0 3 mins 2 weeks

Privacy pluralism in cybersecurity recognizes that there is no one-size-fits-all approach to privacy protection. Instead, it acknowledges the diverse needs and preferences of individuals and organizations, requiring a multifaceted approach to address varying privacy concerns. This concept is crucial in today’s digital landscape, where different stakeholders—ranging from individuals to multinational corporations—have different privacy expectations and requirements.

Privacy pluralism advocates for a mix of regulatory, technical, and organizational measures to protect privacy. Regulatory measures include laws like the General Data Protection Regulation (GDPR) in Europe and the California Consumer Privacy Act (CCPA) in the U.S., which set legal standards for data protection. However, these regulations must be flexible enough to adapt to different contexts and jurisdictions.

Technical measures encompass encryption, anonymization, and data masking, which protect data at different stages of its lifecycle. These technologies are essential for safeguarding personal information against unauthorized access and breaches. Moreover, the rise of privacy-enhancing technologies (PETs) like differential privacy and homomorphic encryption highlights the need for ongoing innovation to address emerging threats.

Organizational measures involve best practices and policies within companies to ensure data protection. This includes training employees on privacy principles, implementing robust data governance frameworks, and conducting regular privacy impact assessments. Companies must balance their business objectives with their responsibility to protect user data, often requiring a tailored approach that considers specific operational needs and risks.
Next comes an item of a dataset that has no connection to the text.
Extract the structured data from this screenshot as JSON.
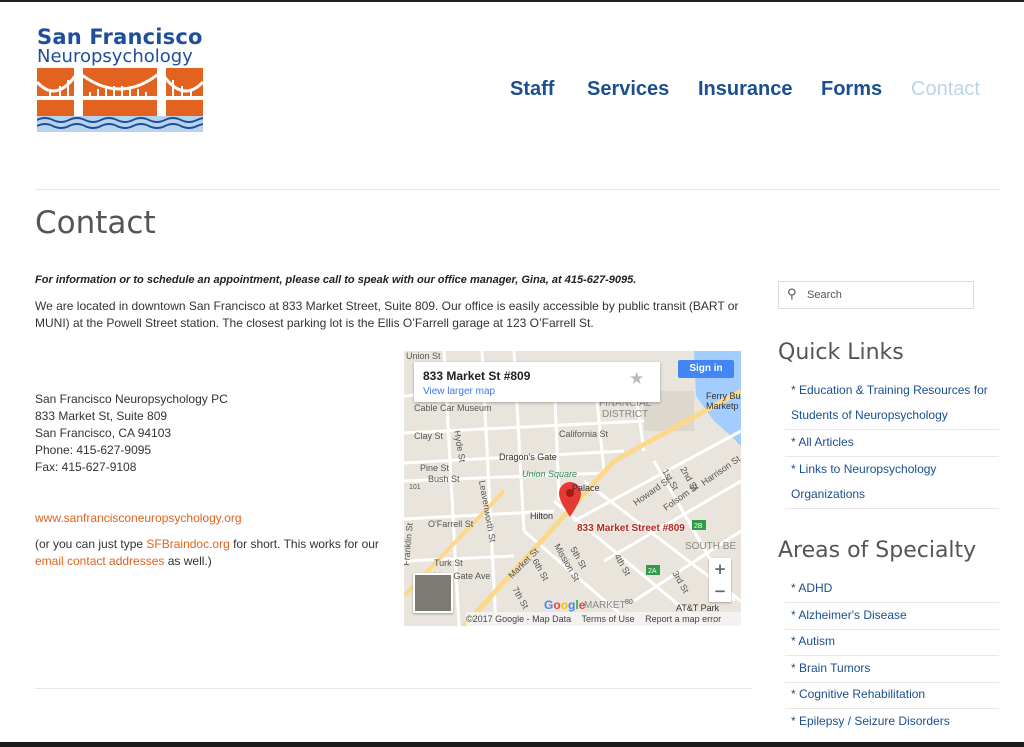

Privacy pluralism also emphasizes the role of individual choice and agency. Users should have the ability to control their own data through consent mechanisms, transparency, and the right to access and delete personal information. This empowers individuals to make informed decisions about their privacy, fostering trust in digital services.

Privacy pluralism in cybersecurity is about recognizing and addressing the diverse privacy needs through a combination of legal, technical, and organizational measures. It is an evolving approach that requires continuous adaptation and innovation to effectively protect privacy in a complex digital world.